    Just downloaded it, looked it over, seems the same as 2012 except for the budget area. that is better. There were several transactions that didn't come through correctly, but it was easy to correct. Looks the same, feels the same so far.
    There are more options for investments. New graphs.
    But, it's still the best financial software, and I'll get the newest version every year. Have been using Quicken since it came out. I use it everyday.

  • Smoofy Smoof - As advertised.

    My doctor said it best, "If a product works then you won't hear about it, but if a product fails then everyone becomes a bitter critic". So, for my two cents for what it's worth; the product for the last five months has worked for me. My hair loss was minimal and mostly involved the left temple receding higher then I wanted, which caused a noticeable gap sometimes when my medium-long hair was parted, but since taking this product the gap has seemed to vanish. Even examining my hair I can tell it has been filling in slowly.

    Is it a permanent solution, having to apply a substance to my head twice a day for thirty seconds a pop? No, but also I like to remain optimistic and believe we are closer to an actual cure. So, my mind set now is that if I can fight this long enough by using a product such as Rogaine, then why not? Roughly, it cost me about 150 for a year supply. If that's all it takes to remain youthful when I'm pushing thirty then by all means, take my money.
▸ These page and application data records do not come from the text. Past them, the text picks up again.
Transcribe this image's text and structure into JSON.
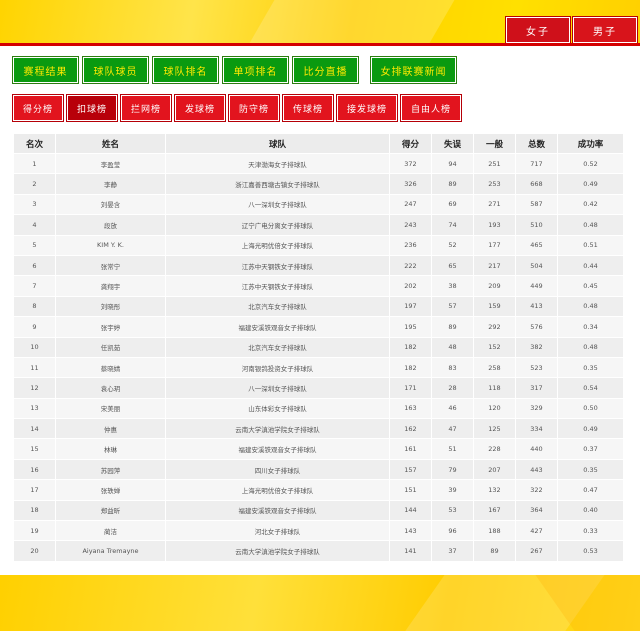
{
  "gender_tabs": [
    "女子",
    "男子"
  ],
  "nav_main": [
    "赛程结果",
    "球队球员",
    "球队排名",
    "单项排名",
    "比分直播",
    "女排联赛新闻"
  ],
  "nav_stats": [
    "得分榜",
    "扣球榜",
    "拦网榜",
    "发球榜",
    "防守榜",
    "传球榜",
    "接发球榜",
    "自由人榜"
  ],
  "active_stat_tab": "扣球榜",
  "table": {
    "headers": [
      "名次",
      "姓名",
      "球队",
      "得分",
      "失误",
      "一般",
      "总数",
      "成功率"
    ],
    "rows": [
      [
        "1",
        "李盈莹",
        "天津渤海女子排球队",
        "372",
        "94",
        "251",
        "717",
        "0.52"
      ],
      [
        "2",
        "李静",
        "浙江嘉善西塘古镇女子排球队",
        "326",
        "89",
        "253",
        "668",
        "0.49"
      ],
      [
        "3",
        "刘晏含",
        "八一深圳女子排球队",
        "247",
        "69",
        "271",
        "587",
        "0.42"
      ],
      [
        "4",
        "段放",
        "辽宁广电分离女子排球队",
        "243",
        "74",
        "193",
        "510",
        "0.48"
      ],
      [
        "5",
        "KIM Y. K.",
        "上海光明优倍女子排球队",
        "236",
        "52",
        "177",
        "465",
        "0.51"
      ],
      [
        "6",
        "张常宁",
        "江苏中天钢铁女子排球队",
        "222",
        "65",
        "217",
        "504",
        "0.44"
      ],
      [
        "7",
        "龚翔宇",
        "江苏中天钢铁女子排球队",
        "202",
        "38",
        "209",
        "449",
        "0.45"
      ],
      [
        "8",
        "刘晓彤",
        "北京汽车女子排球队",
        "197",
        "57",
        "159",
        "413",
        "0.48"
      ],
      [
        "9",
        "张宇婷",
        "福建安溪铁观音女子排球队",
        "195",
        "89",
        "292",
        "576",
        "0.34"
      ],
      [
        "10",
        "任凯茹",
        "北京汽车女子排球队",
        "182",
        "48",
        "152",
        "382",
        "0.48"
      ],
      [
        "11",
        "蔡晓婧",
        "河南银鸽投资女子排球队",
        "182",
        "83",
        "258",
        "523",
        "0.35"
      ],
      [
        "12",
        "袁心玥",
        "八一深圳女子排球队",
        "171",
        "28",
        "118",
        "317",
        "0.54"
      ],
      [
        "13",
        "宋美丽",
        "山东体彩女子排球队",
        "163",
        "46",
        "120",
        "329",
        "0.50"
      ],
      [
        "14",
        "仲惠",
        "云南大学滇池学院女子排球队",
        "162",
        "47",
        "125",
        "334",
        "0.49"
      ],
      [
        "15",
        "林琳",
        "福建安溪铁观音女子排球队",
        "161",
        "51",
        "228",
        "440",
        "0.37"
      ],
      [
        "16",
        "苏园萍",
        "四川女子排球队",
        "157",
        "79",
        "207",
        "443",
        "0.35"
      ],
      [
        "17",
        "张轶婵",
        "上海光明优倍女子排球队",
        "151",
        "39",
        "132",
        "322",
        "0.47"
      ],
      [
        "18",
        "郑益昕",
        "福建安溪铁观音女子排球队",
        "144",
        "53",
        "167",
        "364",
        "0.40"
      ],
      [
        "19",
        "蔺洁",
        "河北女子排球队",
        "143",
        "96",
        "188",
        "427",
        "0.33"
      ],
      [
        "20",
        "Aiyana Tremayne",
        "云南大学滇池学院女子排球队",
        "141",
        "37",
        "89",
        "267",
        "0.53"
      ]
    ]
  }
}
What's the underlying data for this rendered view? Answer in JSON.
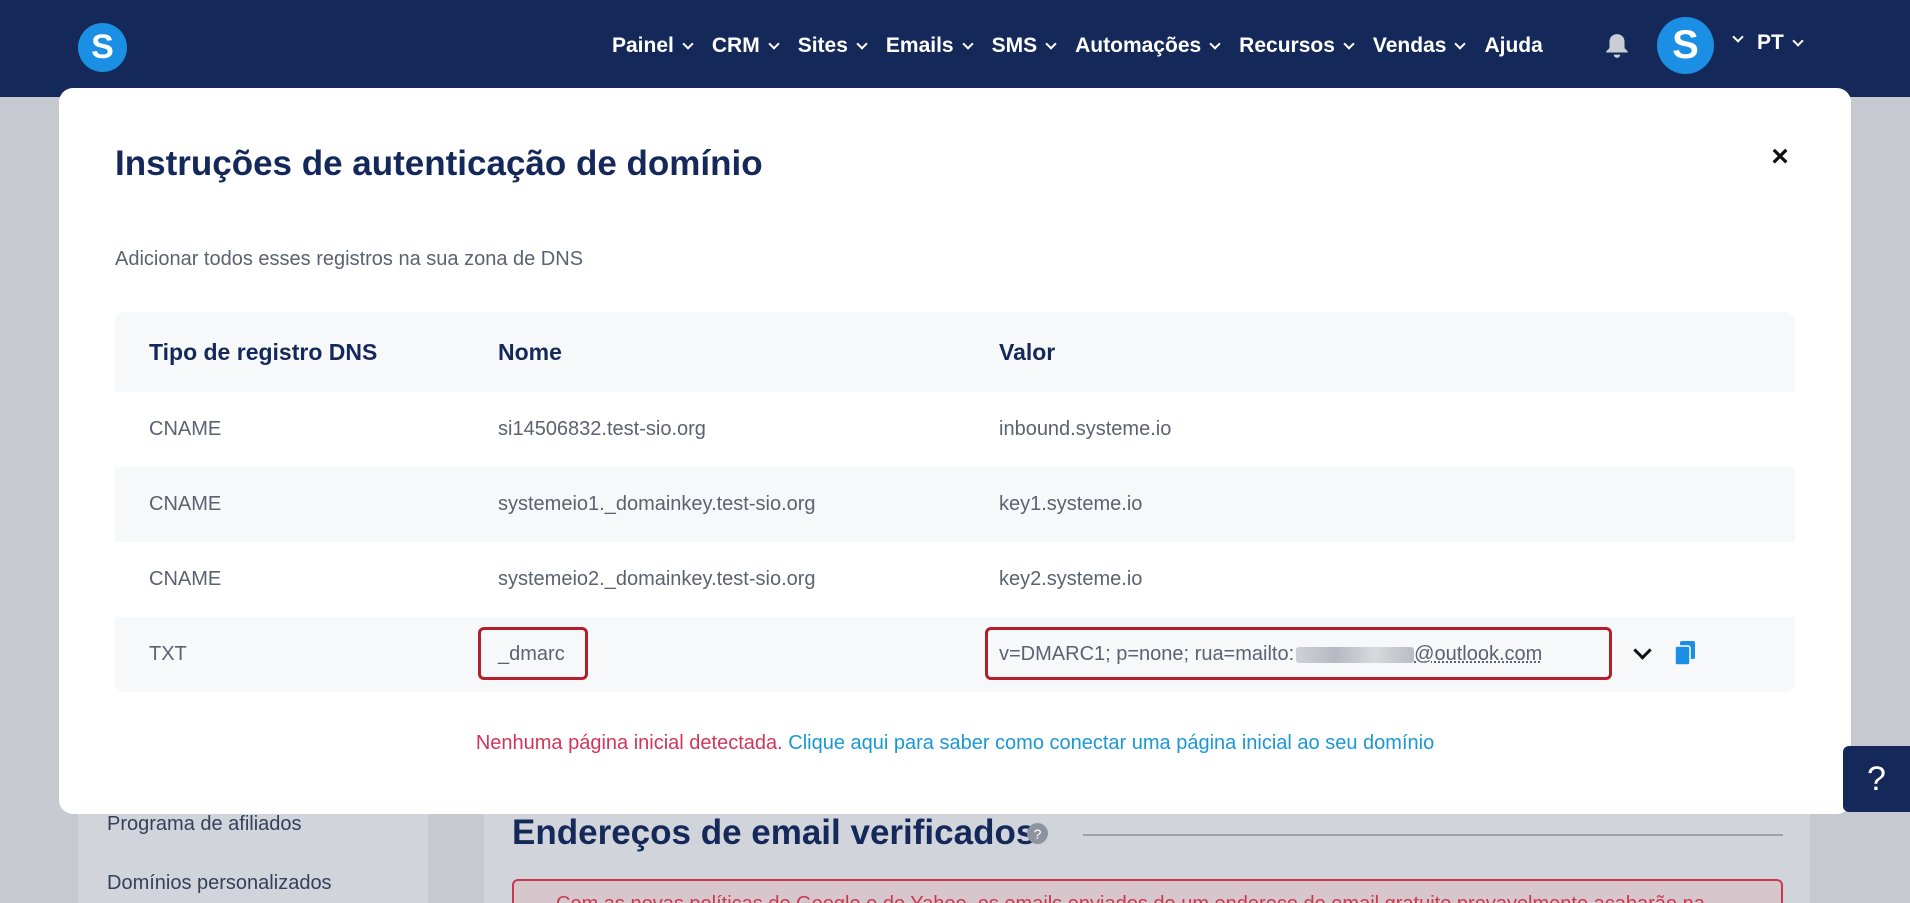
{
  "nav": {
    "logo_letter": "S",
    "items": [
      {
        "label": "Painel"
      },
      {
        "label": "CRM"
      },
      {
        "label": "Sites"
      },
      {
        "label": "Emails"
      },
      {
        "label": "SMS"
      },
      {
        "label": "Automações"
      },
      {
        "label": "Recursos"
      },
      {
        "label": "Vendas"
      },
      {
        "label": "Ajuda"
      }
    ],
    "avatar_letter": "S",
    "language": "PT"
  },
  "background": {
    "sidebar_items": [
      "Programa de afiliados",
      "Domínios personalizados"
    ],
    "section_heading": "Endereços de email verificados",
    "info_icon": "?",
    "alert_text": "Com as novas políticas do Google e do Yahoo, os emails enviados de um endereço de email gratuito provavelmente acabarão na"
  },
  "modal": {
    "title": "Instruções de autenticação de domínio",
    "close_label": "×",
    "subtitle": "Adicionar todos esses registros na sua zona de DNS",
    "table": {
      "headers": [
        "Tipo de registro DNS",
        "Nome",
        "Valor"
      ],
      "rows": [
        {
          "type": "CNAME",
          "name": "si14506832.test-sio.org",
          "value": "inbound.systeme.io"
        },
        {
          "type": "CNAME",
          "name": "systemeio1._domainkey.test-sio.org",
          "value": "key1.systeme.io"
        },
        {
          "type": "CNAME",
          "name": "systemeio2._domainkey.test-sio.org",
          "value": "key2.systeme.io"
        },
        {
          "type": "TXT",
          "name": "_dmarc",
          "value_prefix": "v=DMARC1; p=none; rua=mailto:",
          "value_suffix": "@outlook.com"
        }
      ]
    },
    "warning_text": "Nenhuma página inicial detectada.",
    "link_text": "Clique aqui para saber como conectar uma página inicial ao seu domínio"
  },
  "help_button": "?",
  "colors": {
    "nav_bg": "#14295a",
    "brand_blue": "#1a8fe3",
    "highlight_red": "#b3202d",
    "warning_red": "#d3355a",
    "link_blue": "#1a98d5"
  }
}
  • Rebekah Montgomery - Turning Bleakness into a Thing of Rare Beauty

    (I've been ruminating for over a week now on how to do this book justice in a review. It's intimidating trying to say something fresh and new about a National Bestseller and Pulitzer Prize winner by an author, Cormac McCarthy who is almost universally loved and respected.

    And so much has been written about this book already, I feel simply like a tiny drop of color in an ocean of reviews. That said, to not talk about this book would be to ignore it's impact and importance. So I will say what I feel I must.)

    In The Road, McCarthy takes a horrifyingly austere look at a post-apocalyptic America where ash and fires cover the landscape, the sun is blotted out of the winter sky and food is non-existent. He tells the story of a man and his young son, barely surviving on an endlessly painful journey towards a safe haven neither of them is sure exists. Within this framework, McCarthy manages to create something truly beautiful.

    He paints a picture of utter hopelessness, of starvation, of death and destruction, of humanity driven to the edge. And yet, through all this the book holds tightly to a glimmer of hope, unwilling to let go even when hope has long passed out of sight.

    It's hard to imagine living in this world. Painful. Frightening. However, the characters must and we as the readers, guiltily content in our warm beds and full stomachs are therefore obliged to follow.

    The language of the book is nearly poetry. The heaviness of the subject matter is drowned in descriptions of ugliness so lovely that the book is nearly impossible to put down. Tender moments between a father and a son that are heart-breaking and compelling at once show humanity's ability to transcend place and time.

    The character's, though utterly nameless and remarkably terse, are extraordinary in their heart and resilience. When the journey seems impossible, giving up inevitable, these two find the strength to carry on. There are lessons to be learned here. Many. But few more powerful than the power of the human spirit to endure. Comparisons to our own life lie pitifully silent in their scope.

    In the end, McCarthy has taken us on a bleak adventure that we pray never comes to fruition, and we leave knowing love and hope, if nothing else of this world we call our home, will somehow, and against all odds survive.

    (Review originally posted at Aurelia: )